• EXERCISE DATA:

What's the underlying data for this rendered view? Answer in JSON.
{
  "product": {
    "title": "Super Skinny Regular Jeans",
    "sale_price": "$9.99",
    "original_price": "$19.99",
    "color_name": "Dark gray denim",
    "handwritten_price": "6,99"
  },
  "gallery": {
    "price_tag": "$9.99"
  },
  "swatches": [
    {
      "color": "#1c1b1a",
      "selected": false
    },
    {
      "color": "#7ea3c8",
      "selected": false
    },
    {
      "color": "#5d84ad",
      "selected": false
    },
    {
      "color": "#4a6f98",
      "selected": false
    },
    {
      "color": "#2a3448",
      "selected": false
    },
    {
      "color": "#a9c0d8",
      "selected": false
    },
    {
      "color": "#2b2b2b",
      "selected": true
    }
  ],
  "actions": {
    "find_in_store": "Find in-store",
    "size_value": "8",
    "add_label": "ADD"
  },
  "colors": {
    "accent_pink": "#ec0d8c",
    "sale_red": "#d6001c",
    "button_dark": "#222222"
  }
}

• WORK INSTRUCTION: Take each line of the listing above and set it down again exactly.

• TASK RESPONSE:
What's the underlying data for this rendered view? Answer in JSON.
{
  "product": {
    "title": "Super Skinny Regular Jeans",
    "sale_price": "$9.99",
    "original_price": "$19.99",
    "color_name": "Dark gray denim",
    "handwritten_price": "6,99"
  },
  "gallery": {
    "price_tag": "$9.99"
  },
  "swatches": [
    {
      "color": "#1c1b1a",
      "selected": false
    },
    {
      "color": "#7ea3c8",
      "selected": false
    },
    {
      "color": "#5d84ad",
      "selected": false
    },
    {
      "color": "#4a6f98",
      "selected": false
    },
    {
      "color": "#2a3448",
      "selected": false
    },
    {
      "color": "#a9c0d8",
      "selected": false
    },
    {
      "color": "#2b2b2b",
      "selected": true
    }
  ],
  "actions": {
    "find_in_store": "Find in-store",
    "size_value": "8",
    "add_label": "ADD"
  },
  "colors": {
    "accent_pink": "#ec0d8c",
    "sale_red": "#d6001c",
    "button_dark": "#222222"
  }
}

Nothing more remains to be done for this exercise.